For this reason, I rarely broach the subject of compensation until I’m sure that all of the other issues have been fully resolved. Then at the very end, just before making the offer, I like to give the candidate a sense of where the compensation will probably come down. But this is always my last stop.
If you’ve been developing a sense of the candidate’s situation all along, you’ll know what the compensation package has to look like by the time you get to the formal offer. Just make sure this is the very last thing you discuss. It has to be the finishing touch.
Is the Candidate Ready to Join?
You’ve worked through all the candidate’s issues, and now you’re ready to make an official offer. This is the most delicate part of the process.
It may seem counterintuitive, but when you get to the end of the process, don’t just jump to make the offer. Instead ask them: “Are you ready to join the company, assuming the offer is the right one?”
If the person can’t look you in the eyes and say “Yes,” you have more work to do.
You may be thinking, “We’ve run a thorough process. Why can’t we just make the offer?” Because at this stage, the candidate knows in their heart if they’re going to accept. If they hesitate, it means something is wrong. If you make the offer now, they will probably turn you down. This is your last chance to ferret out any lingering hesitation.
I recommend conducting this conversation in person. Keep your eyes open for tell-tale signs that something is off. I’ve seen candidates say, “Oh yes, absolutely, I’ll accept,” but then their eyes shoot to the side. If their eyes flicker or they say, “Yes, but…,” you can be sure there’s some issue that hasn’t risen to the surface yet. A candidate who is ready to close will display a high level of enthusiasm and commitment. If they hesitate, you need to backtrack and figure out the source of their reluctance.
Once you have full confidence that you have addressed all the outstanding issues, you can go ahead and make the formal offer.
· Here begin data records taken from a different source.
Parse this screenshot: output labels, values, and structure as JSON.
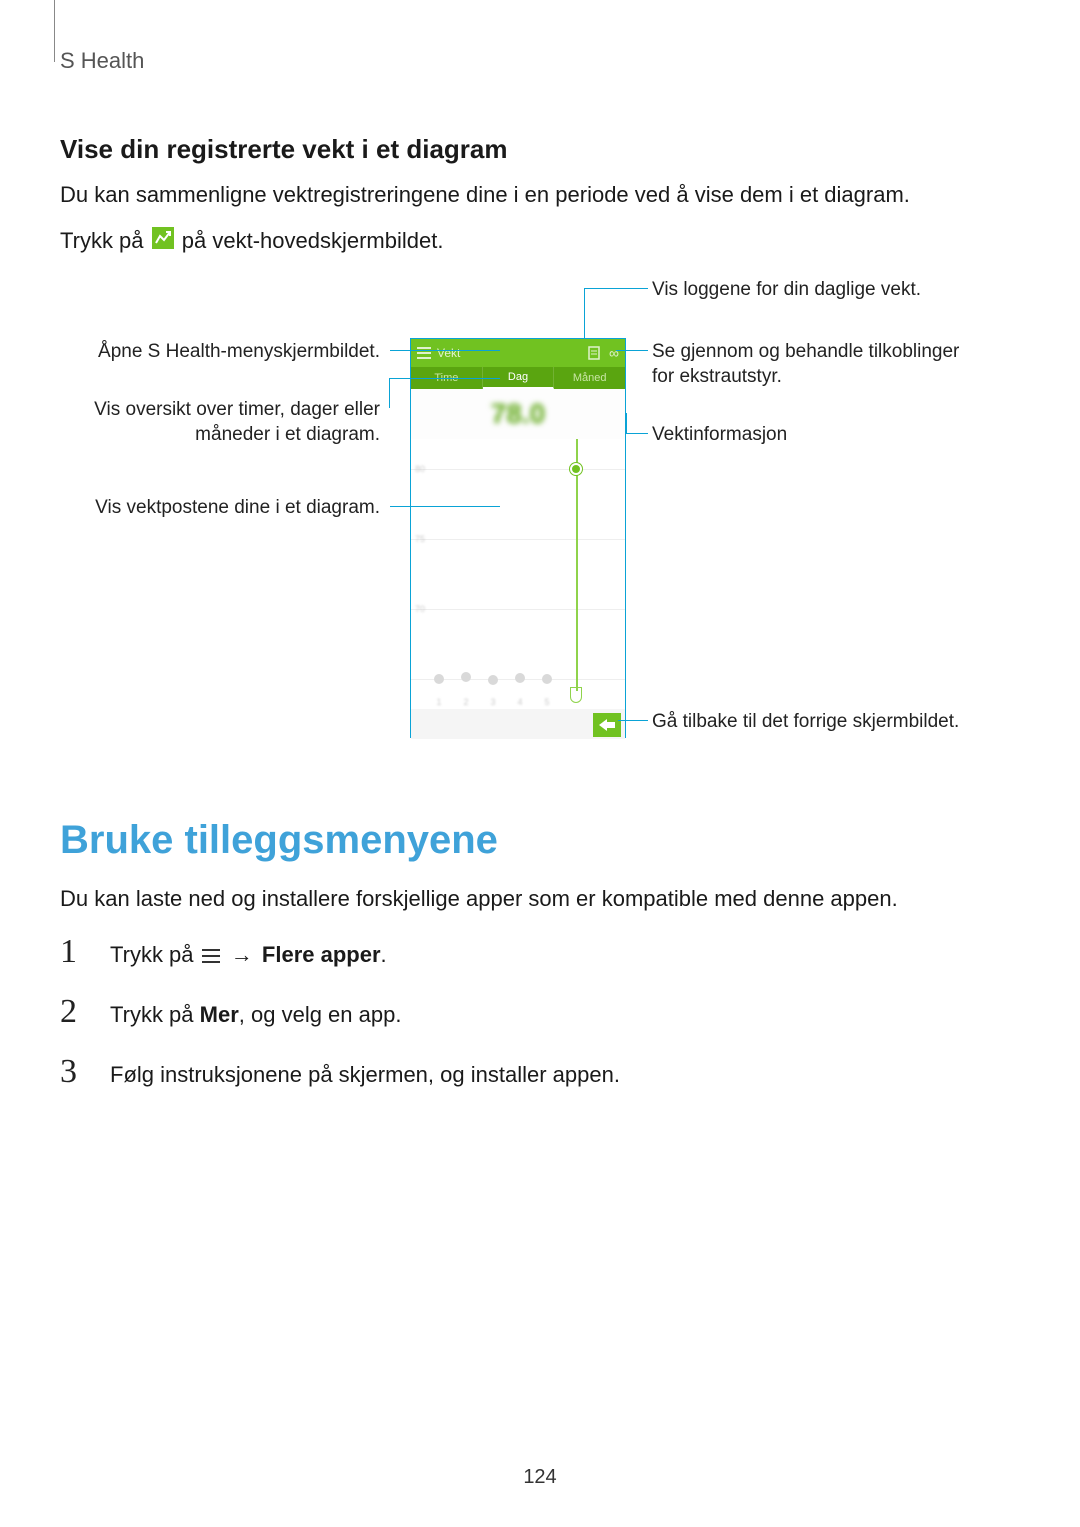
{
  "header": {
    "section": "S Health"
  },
  "section1": {
    "heading": "Vise din registrerte vekt i et diagram",
    "p1": "Du kan sammenligne vektregistreringene dine i en periode ved å vise dem i et diagram.",
    "p2_pre": "Trykk på",
    "p2_post": "på vekt-hovedskjermbildet."
  },
  "callouts": {
    "left1": "Åpne S Health-menyskjermbildet.",
    "left2": "Vis oversikt over timer, dager eller måneder i et diagram.",
    "left3": "Vis vektpostene dine i et diagram.",
    "right_top": "Vis loggene for din daglige vekt.",
    "right1": "Se gjennom og behandle tilkoblinger for ekstrautstyr.",
    "right2": "Vektinformasjon",
    "right_bottom": "Gå tilbake til det forrige skjermbildet."
  },
  "phone": {
    "title": "Vekt",
    "tabs": {
      "time": "Time",
      "day": "Dag",
      "month": "Måned"
    }
  },
  "section2": {
    "heading": "Bruke tilleggsmenyene",
    "intro": "Du kan laste ned og installere forskjellige apper som er kompatible med denne appen.",
    "step1_pre": "Trykk på",
    "step1_arrow": "→",
    "step1_bold": "Flere apper",
    "step1_post": ".",
    "step2_pre": "Trykk på ",
    "step2_bold": "Mer",
    "step2_post": ", og velg en app.",
    "step3": "Følg instruksjonene på skjermen, og installer appen."
  },
  "page_number": "124"
}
At this point, the candidate should already be convinced that you fully understand their compensation needs, and that the package will be one they can accept.
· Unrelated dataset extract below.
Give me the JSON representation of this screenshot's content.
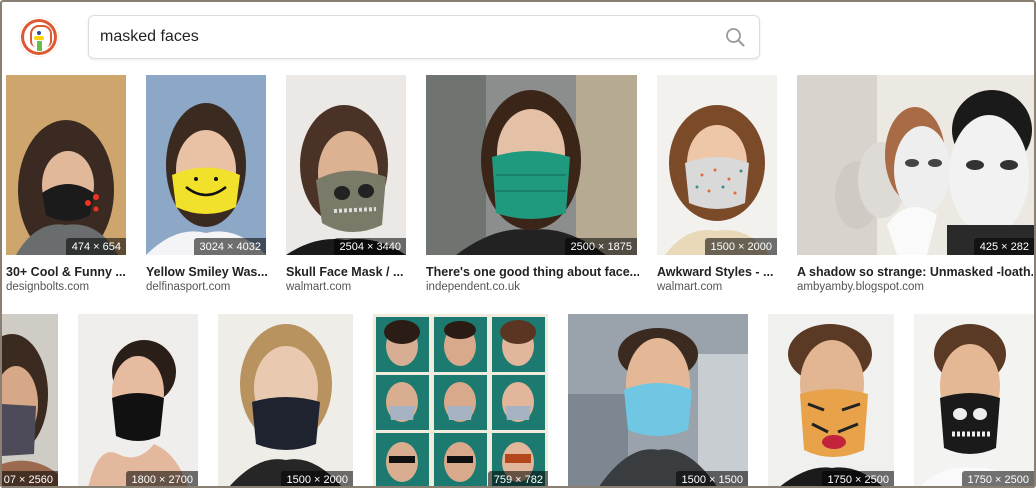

These are some of the techniques I have used to help companies build world-class executive teams. Of course these are delicate processes/conversations, and each often requires a unique approach. But, by following a disciplined process, you can avoid the mistake of making the offer before you know the candidate will accept it.